A 25% tax on marijuana cultivation helps to fund Nevada’s school system, and an additional 10% sales tax goes directly to the government, with no hard and fast rules as to how it must be spent.

Of the $3 million in revenue Nevada’s marijuana industry generated over July 4th weekend, $1 million went to the government.

But Klapstein warns that the regulative bottleneck in the supply chain could have dire business consequences as well, perhaps extinguishing Nevada’s marijuana industry before it even gets smoking.

“The business owners in this industry have invested hundreds of millions of dollars in building facilities across the state. They have hired and trained thousands of additional employees to meet the demands of the market. Unless the issue with distributor licensing is resolved quickly, the inability to deliver product to retail stores will result in many of these people losing their jobs and will bring this nascent market to a grinding halt,” Klapstein says.

Even if the red tape is cut, the marijuana shortage in Nevada could persist in the short term. Many cultivators in the state are between harvest cycles.

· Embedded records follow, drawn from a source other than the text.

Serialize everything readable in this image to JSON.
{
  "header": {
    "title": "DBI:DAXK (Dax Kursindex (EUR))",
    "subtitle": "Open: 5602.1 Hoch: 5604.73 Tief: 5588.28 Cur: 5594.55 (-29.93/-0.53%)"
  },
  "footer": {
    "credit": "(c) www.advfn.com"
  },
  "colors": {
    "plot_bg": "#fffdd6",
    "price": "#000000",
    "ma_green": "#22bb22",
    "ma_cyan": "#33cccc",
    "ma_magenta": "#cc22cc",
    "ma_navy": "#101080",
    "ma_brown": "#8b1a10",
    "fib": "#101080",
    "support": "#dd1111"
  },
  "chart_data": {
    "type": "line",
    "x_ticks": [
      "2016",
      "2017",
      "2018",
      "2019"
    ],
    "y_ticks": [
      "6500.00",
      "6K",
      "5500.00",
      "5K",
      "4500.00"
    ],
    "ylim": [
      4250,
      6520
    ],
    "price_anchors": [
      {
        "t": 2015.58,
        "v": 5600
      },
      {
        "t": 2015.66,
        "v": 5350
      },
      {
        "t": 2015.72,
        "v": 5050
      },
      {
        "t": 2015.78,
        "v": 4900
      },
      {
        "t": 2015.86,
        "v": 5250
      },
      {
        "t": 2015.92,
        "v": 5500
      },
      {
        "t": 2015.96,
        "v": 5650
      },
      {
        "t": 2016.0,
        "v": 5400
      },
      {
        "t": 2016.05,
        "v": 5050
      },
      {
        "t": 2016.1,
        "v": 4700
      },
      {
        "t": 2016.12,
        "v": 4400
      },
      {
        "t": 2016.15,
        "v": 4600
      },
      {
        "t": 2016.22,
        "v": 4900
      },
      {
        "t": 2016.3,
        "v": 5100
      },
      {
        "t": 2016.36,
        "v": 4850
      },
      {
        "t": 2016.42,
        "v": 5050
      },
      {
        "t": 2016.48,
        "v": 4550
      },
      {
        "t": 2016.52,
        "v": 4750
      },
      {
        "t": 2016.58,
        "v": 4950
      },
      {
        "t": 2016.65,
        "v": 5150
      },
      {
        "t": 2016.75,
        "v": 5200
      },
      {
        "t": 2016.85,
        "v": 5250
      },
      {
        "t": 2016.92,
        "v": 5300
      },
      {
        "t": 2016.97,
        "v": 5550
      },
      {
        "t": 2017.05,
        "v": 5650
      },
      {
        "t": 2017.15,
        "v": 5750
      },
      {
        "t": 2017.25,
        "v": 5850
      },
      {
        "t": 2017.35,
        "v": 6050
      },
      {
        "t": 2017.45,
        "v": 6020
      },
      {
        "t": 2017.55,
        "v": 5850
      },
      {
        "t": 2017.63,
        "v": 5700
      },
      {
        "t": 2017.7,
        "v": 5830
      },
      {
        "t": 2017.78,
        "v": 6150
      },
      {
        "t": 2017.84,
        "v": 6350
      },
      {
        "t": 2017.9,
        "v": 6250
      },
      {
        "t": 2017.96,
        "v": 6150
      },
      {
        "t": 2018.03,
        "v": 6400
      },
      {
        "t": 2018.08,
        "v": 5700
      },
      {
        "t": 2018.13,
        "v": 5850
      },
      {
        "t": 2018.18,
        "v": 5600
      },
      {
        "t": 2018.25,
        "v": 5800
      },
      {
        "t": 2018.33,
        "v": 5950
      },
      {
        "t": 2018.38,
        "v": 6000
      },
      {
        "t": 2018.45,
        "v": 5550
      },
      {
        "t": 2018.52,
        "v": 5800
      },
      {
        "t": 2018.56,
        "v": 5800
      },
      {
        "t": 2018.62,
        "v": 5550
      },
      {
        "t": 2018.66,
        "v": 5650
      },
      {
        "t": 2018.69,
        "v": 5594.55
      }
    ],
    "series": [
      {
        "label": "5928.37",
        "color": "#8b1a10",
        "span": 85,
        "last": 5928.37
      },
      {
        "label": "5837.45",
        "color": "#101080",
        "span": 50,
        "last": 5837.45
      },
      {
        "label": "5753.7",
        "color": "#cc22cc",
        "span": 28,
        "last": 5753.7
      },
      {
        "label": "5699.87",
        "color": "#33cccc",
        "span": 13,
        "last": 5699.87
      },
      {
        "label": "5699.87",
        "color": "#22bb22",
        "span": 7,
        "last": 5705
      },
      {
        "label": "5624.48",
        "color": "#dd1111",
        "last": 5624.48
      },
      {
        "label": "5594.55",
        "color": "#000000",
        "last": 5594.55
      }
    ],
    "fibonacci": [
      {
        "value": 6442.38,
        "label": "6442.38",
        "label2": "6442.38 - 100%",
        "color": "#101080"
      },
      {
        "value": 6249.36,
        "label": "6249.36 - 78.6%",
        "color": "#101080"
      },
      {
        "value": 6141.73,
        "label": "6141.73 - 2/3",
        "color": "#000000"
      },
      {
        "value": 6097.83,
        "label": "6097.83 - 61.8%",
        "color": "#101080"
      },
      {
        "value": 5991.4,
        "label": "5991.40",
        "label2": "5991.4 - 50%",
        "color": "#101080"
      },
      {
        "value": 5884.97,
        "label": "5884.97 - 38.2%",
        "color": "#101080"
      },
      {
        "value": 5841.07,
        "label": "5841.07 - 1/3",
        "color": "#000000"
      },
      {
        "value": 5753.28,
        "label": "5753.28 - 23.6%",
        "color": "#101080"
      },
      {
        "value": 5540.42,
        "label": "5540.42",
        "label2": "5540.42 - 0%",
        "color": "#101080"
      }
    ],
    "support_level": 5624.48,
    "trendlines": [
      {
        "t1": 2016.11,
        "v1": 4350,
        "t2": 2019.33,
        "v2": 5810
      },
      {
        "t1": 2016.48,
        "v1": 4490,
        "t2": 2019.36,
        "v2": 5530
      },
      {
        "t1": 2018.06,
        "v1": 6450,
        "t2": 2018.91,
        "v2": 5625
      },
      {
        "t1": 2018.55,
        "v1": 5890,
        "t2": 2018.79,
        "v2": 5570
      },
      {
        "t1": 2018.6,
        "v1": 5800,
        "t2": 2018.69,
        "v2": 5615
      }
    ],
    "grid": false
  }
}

Until their plants begin yielding flowers again, they will be unable to resupply marijuana retailers, regardless of bureaucratic obstacles or lack thereof.

This November, four states—California, Massachusetts, Maine, and Nevada—voted to legalize recreational marijuana. All but Nevada chose to take a full year to decide how to best implement the voters’ wishes.

Nevada, on the other hand, hurried to complete marijuana legislation by the end of the 2017 legislative session. Now, consumers, businesses, and the government are all paying the price for the rush to get marijuana on the shelves.

Any stoner could have told the politicians not to move so quickly.

Pope Says ‘Nope’ to Dope – Pope Condemns Legalization of Marijuana

The legalization of marijuana brings about a controversial national debate, and everybody has their own opinion regarding the matter. The latest man voicing his opinion about marijuana does so from Vatican City.

It comes as no surprise that Pope Francis would not be in favor of marijuana.

In a drug enforcement conference meeting in Rome on Friday, the Pope told members- that even limited attempts to legalize drugs for recreational purposes, “are not only highly questionable from a legislative standpoint, but they fail to produce desired effects.”

The Pope believes that the problem of widespread drug use is not solved by drugs. He has said that providing addicts with drugs does not solve anything, but is merely “a veiled means of surrendering to the phenomenon.”

Pope Francis has made clear his belief of the “evils” of drug addiction. Pope Francis has met with addicts on several occasions. In fact, he has spent the majority of his pastoral care to addicts.

Currently marijuana is legal in Argentina, in the form of marijuana cigarettes sold in pharmacies. In the United States, marijuana has been legalized in Washington state and Colorado. The debate continues to be argued nationwide. Oregon may be the next state, within this country, to put the matter up for vote this year.






Photo: AP